Sudden Memory Loss Symptoms and Causes

Sudden memory loss symptoms can be quite dramatic. Most people are aware that in Alzheimer’s dementia (AD) there is a slow and progressive loss of memory. However, memory loss can also be sudden and there are many causes for it.

In young people one of the most common causes of sudden memory loss is head trauma. Both blunt and penetrating head trauma can have devastating effects on many brain functions including memory. Even mild to moderate head trauma can lead to confusion, loss of recent memory and poor concentration. Many individuals who suffer from blunt head trauma often take months or even years to get back to normal.

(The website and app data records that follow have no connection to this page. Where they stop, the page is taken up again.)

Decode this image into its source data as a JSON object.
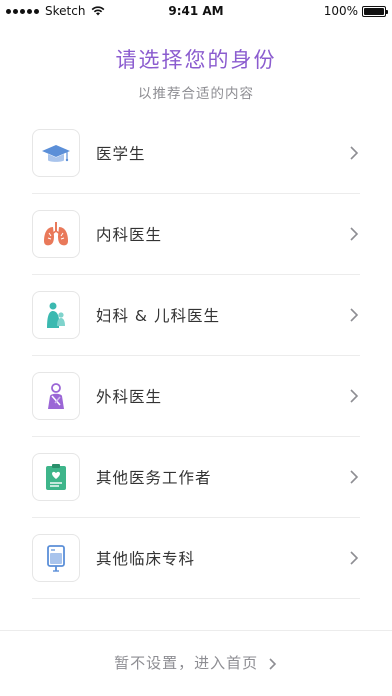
{
  "status_bar": {
    "carrier": "Sketch",
    "time": "9:41 AM",
    "battery": "100%",
    "battery_level": 1.0
  },
  "header": {
    "title": "请选择您的身份",
    "subtitle": "以推荐合适的内容"
  },
  "identities": [
    {
      "label": "医学生",
      "icon": "graduation-cap-icon",
      "color": "#5b8fd8"
    },
    {
      "label": "内科医生",
      "icon": "lungs-icon",
      "color": "#e9795a"
    },
    {
      "label": "妇科 & 儿科医生",
      "icon": "mother-child-icon",
      "color": "#3bb9b0"
    },
    {
      "label": "外科医生",
      "icon": "surgeon-icon",
      "color": "#9b66d6"
    },
    {
      "label": "其他医务工作者",
      "icon": "medical-clipboard-icon",
      "color": "#3eb58a"
    },
    {
      "label": "其他临床专科",
      "icon": "iv-bag-icon",
      "color": "#5b8fd8"
    }
  ],
  "footer": {
    "skip_label": "暂不设置，进入首页"
  },
  "colors": {
    "accent": "#8b5ccf",
    "secondary_text": "#8e8e93",
    "divider": "#ececec"
  }
}
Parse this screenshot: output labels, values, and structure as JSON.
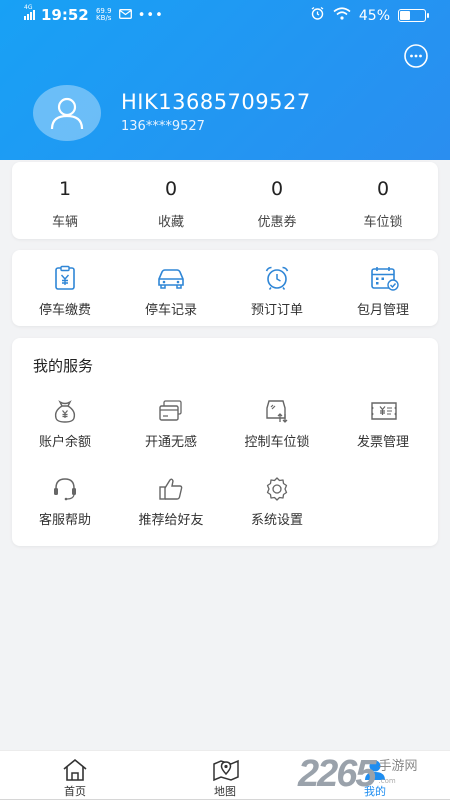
{
  "status_bar": {
    "time": "19:52",
    "network_speed": "69.9",
    "network_unit": "KB/s",
    "signal_label": "4G",
    "battery": "45%",
    "battery_level": 0.45
  },
  "profile": {
    "name": "HIK13685709527",
    "phone": "136****9527"
  },
  "stats": [
    {
      "value": "1",
      "label": "车辆"
    },
    {
      "value": "0",
      "label": "收藏"
    },
    {
      "value": "0",
      "label": "优惠券"
    },
    {
      "value": "0",
      "label": "车位锁"
    }
  ],
  "quick_actions": [
    {
      "label": "停车缴费",
      "icon": "parking-fee-icon"
    },
    {
      "label": "停车记录",
      "icon": "car-icon"
    },
    {
      "label": "预订订单",
      "icon": "alarm-clock-icon"
    },
    {
      "label": "包月管理",
      "icon": "calendar-icon"
    }
  ],
  "services": {
    "title": "我的服务",
    "items": [
      {
        "label": "账户余额",
        "icon": "money-bag-icon"
      },
      {
        "label": "开通无感",
        "icon": "card-icon"
      },
      {
        "label": "控制车位锁",
        "icon": "parking-lock-icon"
      },
      {
        "label": "发票管理",
        "icon": "invoice-icon"
      },
      {
        "label": "客服帮助",
        "icon": "headset-icon"
      },
      {
        "label": "推荐给好友",
        "icon": "thumbs-up-icon"
      },
      {
        "label": "系统设置",
        "icon": "gear-icon"
      }
    ]
  },
  "bottom_nav": [
    {
      "label": "首页",
      "icon": "home-icon"
    },
    {
      "label": "地图",
      "icon": "map-icon"
    },
    {
      "label": "我的",
      "icon": "user-icon"
    }
  ],
  "watermark": {
    "number": "2265",
    "text": "手游网",
    "sub": ".com"
  },
  "colors": {
    "primary": "#1e8df0",
    "icon_blue": "#2f86d6",
    "icon_gray": "#666666"
  }
}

There are some drugs that can also lead to sudden memory loss. In the last decade there have been reports that statin drugs used to lower blood cholesterol can affect memory. The few reports indicate that individuals who started to take statins suddenly developed memory loss which was sudden and reversed after the statins were discontinued. There are also a great many brain medications used to treat schizophrenia, psychosis and bipolar which can impair memory, concentration and lead to poor judgment. Narcotics and other pain medication care a common cause of sudden memory lapses. Another related cause of sudden memory loss is use of illicit drugs like LSD, cocaine, heroin and methamphetamine.

Another very common cause of short term memory loss symptoms is a stroke. Strokes can occur without warning usually in elderly individuals. The stroke may be associated with paralysis of the body, loss of speech, difficulty swallowing and/or loss of bladder or bowel incontinence. The memory loss can be moderate to severe and is not always recoverable. Risk factors for stroke include high blood pressure, diabetes, smoking, sedentary life style and high cholesterol levels in blood. Asides from stroke, other brain disorders that are also linked to sudden loss of memory include brain tumors, rupture of aneurysms, or brain infections (meningitis).

Loss of memory symptoms can also result from persistently high blood pressure. High blood pressure can selectively damage some parts of mid brain and lead to minute strokes that may present with loss of memory or change in personality.

Seizures can also lead to sudden loss of memory. Moreover, individuals with seizure also take anti seizure medications that also have profound side effects which further impair concentration and judgment.

One of the rare causes of memory loss is bovine spongiform encephalopathy (BSE). Also known as mad cow disease, this disease is acquired by eating infected cow brain. The disease rapidly spreads to the brain and causes severe dementia.

Irrespective of the cause, loss of memory symptoms includes:

Difficulty remembering common words when speaking
Asking the same questions over and over again
Mixing up words in speech
Being unable to complete familiar tasks like driving to school or going shopping
Misplacing items in inappropriate places
Getting lost in familiar environments
Undergoing sudden changes in mood or behavior without any valid reason
Unable to follow simple directions

Sudden memory loss symptoms generally have a better prognosis than Alzheimer’s disease if the cause is discovered and treated promptly.